TASK DESCRIPTION >>
Give the data back exactly. Leave out any images.

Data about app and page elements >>
┏━━
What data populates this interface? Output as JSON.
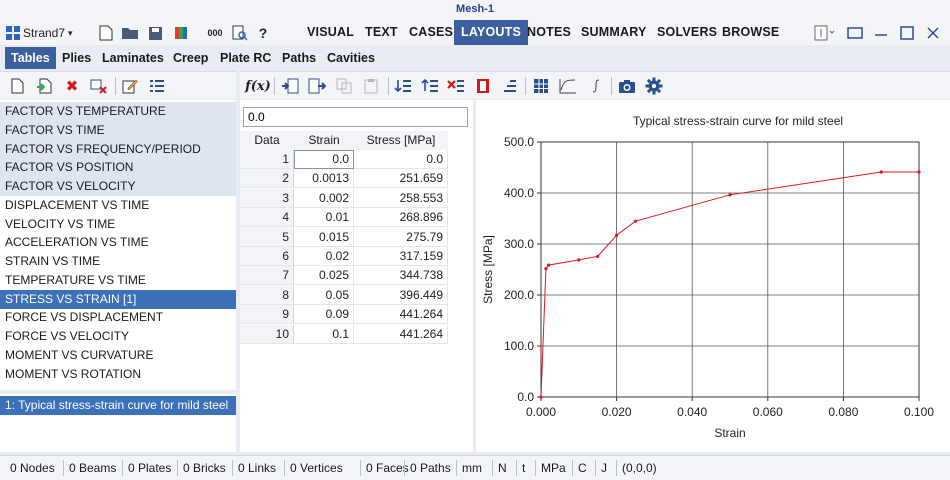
{
  "window": {
    "title": "Mesh-1"
  },
  "app": {
    "name": "Strand7"
  },
  "menu": [
    "VISUAL",
    "TEXT",
    "CASES",
    "LAYOUTS",
    "NOTES",
    "SUMMARY",
    "SOLVERS",
    "BROWSE"
  ],
  "menu_active": "LAYOUTS",
  "quick_toolbar": {
    "help_label": "?"
  },
  "tabs": [
    "Tables",
    "Plies",
    "Laminates",
    "Creep",
    "Plate RC",
    "Paths",
    "Cavities"
  ],
  "tabs_active": "Tables",
  "table_types": [
    "FACTOR VS TEMPERATURE",
    "FACTOR VS TIME",
    "FACTOR VS FREQUENCY/PERIOD",
    "FACTOR VS POSITION",
    "FACTOR VS VELOCITY",
    "DISPLACEMENT VS TIME",
    "VELOCITY VS TIME",
    "ACCELERATION VS TIME",
    "STRAIN VS TIME",
    "TEMPERATURE VS TIME",
    "STRESS VS STRAIN   [1]",
    "FORCE VS DISPLACEMENT",
    "FORCE VS VELOCITY",
    "MOMENT VS CURVATURE",
    "MOMENT VS ROTATION"
  ],
  "table_instances": [
    "1: Typical stress-strain curve for mild steel"
  ],
  "fx_toolbar": {
    "fx_label": "f(x)"
  },
  "formula_value": "0.0",
  "data_table": {
    "headers": [
      "Data",
      "Strain",
      "Stress [MPa]"
    ],
    "rows": [
      [
        "1",
        "0.0",
        "0.0"
      ],
      [
        "2",
        "0.0013",
        "251.659"
      ],
      [
        "3",
        "0.002",
        "258.553"
      ],
      [
        "4",
        "0.01",
        "268.896"
      ],
      [
        "5",
        "0.015",
        "275.79"
      ],
      [
        "6",
        "0.02",
        "317.159"
      ],
      [
        "7",
        "0.025",
        "344.738"
      ],
      [
        "8",
        "0.05",
        "396.449"
      ],
      [
        "9",
        "0.09",
        "441.264"
      ],
      [
        "10",
        "0.1",
        "441.264"
      ]
    ]
  },
  "chart_data": {
    "type": "line",
    "title": "Typical stress-strain curve for mild steel",
    "xlabel": "Strain",
    "ylabel": "Stress [MPa]",
    "xlim": [
      0,
      0.1
    ],
    "ylim": [
      0,
      500
    ],
    "x_ticks": [
      "0.000",
      "0.020",
      "0.040",
      "0.060",
      "0.080",
      "0.100"
    ],
    "y_ticks": [
      "0.0",
      "100.0",
      "200.0",
      "300.0",
      "400.0",
      "500.0"
    ],
    "grid": true,
    "series": [
      {
        "color": "#e0141e",
        "x": [
          0.0,
          0.0013,
          0.002,
          0.01,
          0.015,
          0.02,
          0.025,
          0.05,
          0.09,
          0.1
        ],
        "y": [
          0.0,
          251.659,
          258.553,
          268.896,
          275.79,
          317.159,
          344.738,
          396.449,
          441.264,
          441.264
        ]
      }
    ]
  },
  "status_bar": [
    "0 Nodes",
    "0 Beams",
    "0 Plates",
    "0 Bricks",
    "0 Links",
    "0 Vertices",
    "0 Faces",
    "0 Paths",
    "mm",
    "N",
    "t",
    "MPa",
    "C",
    "J",
    "(0,0,0)"
  ],
  "colors": {
    "accent": "#3c5f9e",
    "selection": "#3c70b8",
    "curve": "#e0141e"
  }
}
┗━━
SOLUTION >>
What data populates this interface? Output as JSON.
{
  "window": {
    "title": "Mesh-1"
  },
  "app": {
    "name": "Strand7"
  },
  "menu": [
    "VISUAL",
    "TEXT",
    "CASES",
    "LAYOUTS",
    "NOTES",
    "SUMMARY",
    "SOLVERS",
    "BROWSE"
  ],
  "menu_active": "LAYOUTS",
  "quick_toolbar": {
    "help_label": "?"
  },
  "tabs": [
    "Tables",
    "Plies",
    "Laminates",
    "Creep",
    "Plate RC",
    "Paths",
    "Cavities"
  ],
  "tabs_active": "Tables",
  "table_types": [
    "FACTOR VS TEMPERATURE",
    "FACTOR VS TIME",
    "FACTOR VS FREQUENCY/PERIOD",
    "FACTOR VS POSITION",
    "FACTOR VS VELOCITY",
    "DISPLACEMENT VS TIME",
    "VELOCITY VS TIME",
    "ACCELERATION VS TIME",
    "STRAIN VS TIME",
    "TEMPERATURE VS TIME",
    "STRESS VS STRAIN   [1]",
    "FORCE VS DISPLACEMENT",
    "FORCE VS VELOCITY",
    "MOMENT VS CURVATURE",
    "MOMENT VS ROTATION"
  ],
  "table_instances": [
    "1: Typical stress-strain curve for mild steel"
  ],
  "fx_toolbar": {
    "fx_label": "f(x)"
  },
  "formula_value": "0.0",
  "data_table": {
    "headers": [
      "Data",
      "Strain",
      "Stress [MPa]"
    ],
    "rows": [
      [
        "1",
        "0.0",
        "0.0"
      ],
      [
        "2",
        "0.0013",
        "251.659"
      ],
      [
        "3",
        "0.002",
        "258.553"
      ],
      [
        "4",
        "0.01",
        "268.896"
      ],
      [
        "5",
        "0.015",
        "275.79"
      ],
      [
        "6",
        "0.02",
        "317.159"
      ],
      [
        "7",
        "0.025",
        "344.738"
      ],
      [
        "8",
        "0.05",
        "396.449"
      ],
      [
        "9",
        "0.09",
        "441.264"
      ],
      [
        "10",
        "0.1",
        "441.264"
      ]
    ]
  },
  "chart_data": {
    "type": "line",
    "title": "Typical stress-strain curve for mild steel",
    "xlabel": "Strain",
    "ylabel": "Stress [MPa]",
    "xlim": [
      0,
      0.1
    ],
    "ylim": [
      0,
      500
    ],
    "x_ticks": [
      "0.000",
      "0.020",
      "0.040",
      "0.060",
      "0.080",
      "0.100"
    ],
    "y_ticks": [
      "0.0",
      "100.0",
      "200.0",
      "300.0",
      "400.0",
      "500.0"
    ],
    "grid": true,
    "series": [
      {
        "color": "#e0141e",
        "x": [
          0.0,
          0.0013,
          0.002,
          0.01,
          0.015,
          0.02,
          0.025,
          0.05,
          0.09,
          0.1
        ],
        "y": [
          0.0,
          251.659,
          258.553,
          268.896,
          275.79,
          317.159,
          344.738,
          396.449,
          441.264,
          441.264
        ]
      }
    ]
  },
  "status_bar": [
    "0 Nodes",
    "0 Beams",
    "0 Plates",
    "0 Bricks",
    "0 Links",
    "0 Vertices",
    "0 Faces",
    "0 Paths",
    "mm",
    "N",
    "t",
    "MPa",
    "C",
    "J",
    "(0,0,0)"
  ],
  "colors": {
    "accent": "#3c5f9e",
    "selection": "#3c70b8",
    "curve": "#e0141e"
  }
}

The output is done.